EXTRACTED RECORDS START

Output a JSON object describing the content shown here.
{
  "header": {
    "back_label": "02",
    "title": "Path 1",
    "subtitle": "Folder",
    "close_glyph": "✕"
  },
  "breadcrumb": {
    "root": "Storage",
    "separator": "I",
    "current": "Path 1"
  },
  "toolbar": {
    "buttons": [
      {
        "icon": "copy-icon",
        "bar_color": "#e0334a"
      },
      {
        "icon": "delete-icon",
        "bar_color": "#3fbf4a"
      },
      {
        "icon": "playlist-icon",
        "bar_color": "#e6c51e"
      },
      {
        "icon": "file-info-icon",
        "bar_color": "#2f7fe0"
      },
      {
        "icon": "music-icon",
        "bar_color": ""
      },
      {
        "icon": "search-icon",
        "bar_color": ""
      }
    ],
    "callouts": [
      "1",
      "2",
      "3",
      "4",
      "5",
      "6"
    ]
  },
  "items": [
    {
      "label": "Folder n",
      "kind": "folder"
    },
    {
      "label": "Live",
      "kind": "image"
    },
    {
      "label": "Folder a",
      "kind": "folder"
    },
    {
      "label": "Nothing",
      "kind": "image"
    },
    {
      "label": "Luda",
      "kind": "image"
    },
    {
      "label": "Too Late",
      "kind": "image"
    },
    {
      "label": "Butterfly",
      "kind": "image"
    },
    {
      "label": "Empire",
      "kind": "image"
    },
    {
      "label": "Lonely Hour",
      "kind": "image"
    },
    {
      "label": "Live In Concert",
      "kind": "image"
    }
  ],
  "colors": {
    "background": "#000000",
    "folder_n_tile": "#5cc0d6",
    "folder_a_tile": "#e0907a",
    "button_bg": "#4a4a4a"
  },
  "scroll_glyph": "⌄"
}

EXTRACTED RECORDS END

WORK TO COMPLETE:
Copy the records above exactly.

RESPONSE FOR THIS EXERCISE:
Output a JSON object describing the content shown here.
{
  "header": {
    "back_label": "02",
    "title": "Path 1",
    "subtitle": "Folder",
    "close_glyph": "✕"
  },
  "breadcrumb": {
    "root": "Storage",
    "separator": "I",
    "current": "Path 1"
  },
  "toolbar": {
    "buttons": [
      {
        "icon": "copy-icon",
        "bar_color": "#e0334a"
      },
      {
        "icon": "delete-icon",
        "bar_color": "#3fbf4a"
      },
      {
        "icon": "playlist-icon",
        "bar_color": "#e6c51e"
      },
      {
        "icon": "file-info-icon",
        "bar_color": "#2f7fe0"
      },
      {
        "icon": "music-icon",
        "bar_color": ""
      },
      {
        "icon": "search-icon",
        "bar_color": ""
      }
    ],
    "callouts": [
      "1",
      "2",
      "3",
      "4",
      "5",
      "6"
    ]
  },
  "items": [
    {
      "label": "Folder n",
      "kind": "folder"
    },
    {
      "label": "Live",
      "kind": "image"
    },
    {
      "label": "Folder a",
      "kind": "folder"
    },
    {
      "label": "Nothing",
      "kind": "image"
    },
    {
      "label": "Luda",
      "kind": "image"
    },
    {
      "label": "Too Late",
      "kind": "image"
    },
    {
      "label": "Butterfly",
      "kind": "image"
    },
    {
      "label": "Empire",
      "kind": "image"
    },
    {
      "label": "Lonely Hour",
      "kind": "image"
    },
    {
      "label": "Live In Concert",
      "kind": "image"
    }
  ],
  "colors": {
    "background": "#000000",
    "folder_n_tile": "#5cc0d6",
    "folder_a_tile": "#e0907a",
    "button_bg": "#4a4a4a"
  },
  "scroll_glyph": "⌄"
}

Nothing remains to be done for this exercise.